When your organization reaches 50 or more employees there are some additional federal, state and local laws you need to start following to ensure you are in compliance. Here are two important areas of compliance that affect employers with 50 or more employees.
Harassment Prevention Training
Since 2005 employers with 50 or more full-time, part-time, and temporary employees or independent contractors have been required to provide supervisory employees with two hours of sexual harassment prevention training within six months of hire or promotion, and once every two years thereafter.
Under recently passed legislation, employers with five or more employees are now required to provide anti-harassment training to all employees – both supervisors and non-supervisors – every two years. California SB 1343 requires that all employees be trained by the end of 2019. Training for non-supervisors must be at least one hour. Training for supervisors must be two hours.
Family and Medical Leave Act (FMLA)
The Family and Medical Leave Act (FMLA) is a federal law that requires covered employers to grant an eligible employee up to a total of 12 work weeks of unpaid leave during any 12-month period for one or more of the following reasons:
- For the birth and care of the newborn child of the employee;
- For placement with the employee of a son or daughter for adoption or foster care;
- To care for an immediate family member (spouse, child, or parent) with a serious health condition; or
- To take medical leave when the employee is unable to work because of a serious health condition.
Companies fall under FMLA when they have 50 or more employees in any (not just consecutive) 20 calendar weeks of the current or preceding year.
Employees who satisfy certain criteria are eligible for Family or Medical Leave of up to 12 weeks during each rolling 12-month period in accordance with applicable law. Employees eligible for Family and Medical Leave are those who:
- Have completed 12 months of employment with their employer;
- Have worked at least 1,250 hours for their employer during the previous 12 months; and
- Work in a facility with at least 50 employees or in a facility where there are at least 50 employees within 75 surface miles. Employees with no fixed work site will be considered to work from the site to which they report, or the site from which their work is assigned, or the site designated as their home base.
NOTE: Companies must continue the same health plans in which the employee was enrolled before the first day of the leave at the same level and under the same conditions of coverage as if they had remained an active employee for the lesser of the duration of such leave or 12 work weeks.
California Family Rights Act (CFRA)
The California Family Rights Act (CFRA) is very similar to FMLA and applies to employers in California. CFRA allows eligible employees to take up to 12 weeks of unpaid job-protected leave during a 12-month period.
CFRA covers private employers with 50 or more workers within 75 miles of the worksite, and public employers with any number of workers.

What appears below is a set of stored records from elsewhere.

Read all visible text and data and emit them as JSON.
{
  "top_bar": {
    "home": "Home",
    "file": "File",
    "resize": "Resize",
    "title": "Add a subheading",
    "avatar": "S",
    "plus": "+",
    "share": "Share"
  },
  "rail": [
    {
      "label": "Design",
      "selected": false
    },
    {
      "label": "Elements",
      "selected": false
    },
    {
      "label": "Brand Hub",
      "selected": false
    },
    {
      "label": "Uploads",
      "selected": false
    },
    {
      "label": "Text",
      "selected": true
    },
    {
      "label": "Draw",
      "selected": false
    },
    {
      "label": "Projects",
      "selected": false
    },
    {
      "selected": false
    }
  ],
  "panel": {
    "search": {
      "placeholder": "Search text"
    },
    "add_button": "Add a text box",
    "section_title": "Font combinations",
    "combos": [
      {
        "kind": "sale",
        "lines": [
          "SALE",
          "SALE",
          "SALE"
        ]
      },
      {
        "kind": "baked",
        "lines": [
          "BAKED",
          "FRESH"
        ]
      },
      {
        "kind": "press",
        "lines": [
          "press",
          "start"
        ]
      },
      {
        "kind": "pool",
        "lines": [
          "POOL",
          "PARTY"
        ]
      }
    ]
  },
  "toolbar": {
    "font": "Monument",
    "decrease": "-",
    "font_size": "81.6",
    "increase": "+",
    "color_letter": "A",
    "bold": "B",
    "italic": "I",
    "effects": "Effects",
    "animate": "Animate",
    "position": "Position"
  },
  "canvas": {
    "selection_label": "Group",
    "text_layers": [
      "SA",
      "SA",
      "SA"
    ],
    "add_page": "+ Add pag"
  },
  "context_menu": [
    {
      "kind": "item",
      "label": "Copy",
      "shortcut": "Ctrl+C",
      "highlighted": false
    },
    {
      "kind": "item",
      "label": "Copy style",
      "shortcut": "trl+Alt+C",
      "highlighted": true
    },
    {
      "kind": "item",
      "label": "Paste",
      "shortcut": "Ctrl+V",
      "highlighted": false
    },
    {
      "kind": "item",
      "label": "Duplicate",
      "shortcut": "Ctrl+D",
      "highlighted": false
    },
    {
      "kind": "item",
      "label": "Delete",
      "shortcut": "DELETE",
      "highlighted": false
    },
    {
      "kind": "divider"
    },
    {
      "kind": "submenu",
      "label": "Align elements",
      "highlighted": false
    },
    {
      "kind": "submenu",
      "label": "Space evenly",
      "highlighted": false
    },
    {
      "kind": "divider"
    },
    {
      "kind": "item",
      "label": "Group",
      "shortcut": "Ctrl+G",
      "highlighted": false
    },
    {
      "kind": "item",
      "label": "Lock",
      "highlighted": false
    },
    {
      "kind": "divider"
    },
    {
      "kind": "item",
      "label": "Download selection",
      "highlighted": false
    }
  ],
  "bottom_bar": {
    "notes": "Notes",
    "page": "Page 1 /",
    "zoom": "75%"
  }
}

CFRA runs concurrently with FMLA.
CFRA was enacted to provide employees with work leave rights for reasons such as:
- Birth of a child.
- Placement of the employee’s child through adoption or in a foster care home.
- A serious health condition incurred by the worker’s spouse, child, or parent.
- The employee is unable to work because of a serious health condition.
Employee eligibility for CFRA is similar to FMLA. For both CFRA and FMLA, time off for sick leave, vacation/annual leave, administrative time off (ATO), compensating time off (CTO), holidays, informal time off (ITO) or personal leave (PL) are not to be counted toward the 1,250 hours of work.
Training Leave for Emergency Rescue Personnel
Employers with 50 or more people must allow temporary leaves of absence — up to a total of 14 days per calendar year—for employees who are volunteer firefighters, reserve peace officers and emergency personnel to engage in fire, law enforcement or emergency rescue training.
You cannot terminate, threaten with termination, demote, suspend or otherwise discriminate against an employee who takes time off to engage in fire or law enforcement training. An employee who suffers any of these consequences is entitled to reinstatement and reimbursement for lost wages and work benefits. The employee can file a claim with the Division of Labor Standards Enforcement (DLSE).
San Francisco Paid Parental Leave
This San Francisco ordinance requires employers with 50 or more employees to supplement California’s Paid Family Leave (PFL) for employees working in the city. The purpose is to allow employees to receive 100% of their gross weekly wages while on a parental leave of absence. PFL currently provides eligible employees with up to 55% of their regular wages. Employees may receive these benefits for up to six weeks in a 12-month period. San Francisco’s law requires covered employers to provide additional wage replacement benefits of up to 45% of the employee’s wages, subject to the weekly maximum.
Please contact me at email@example.com for more information about what you need to consider as a business with 50 or more employees.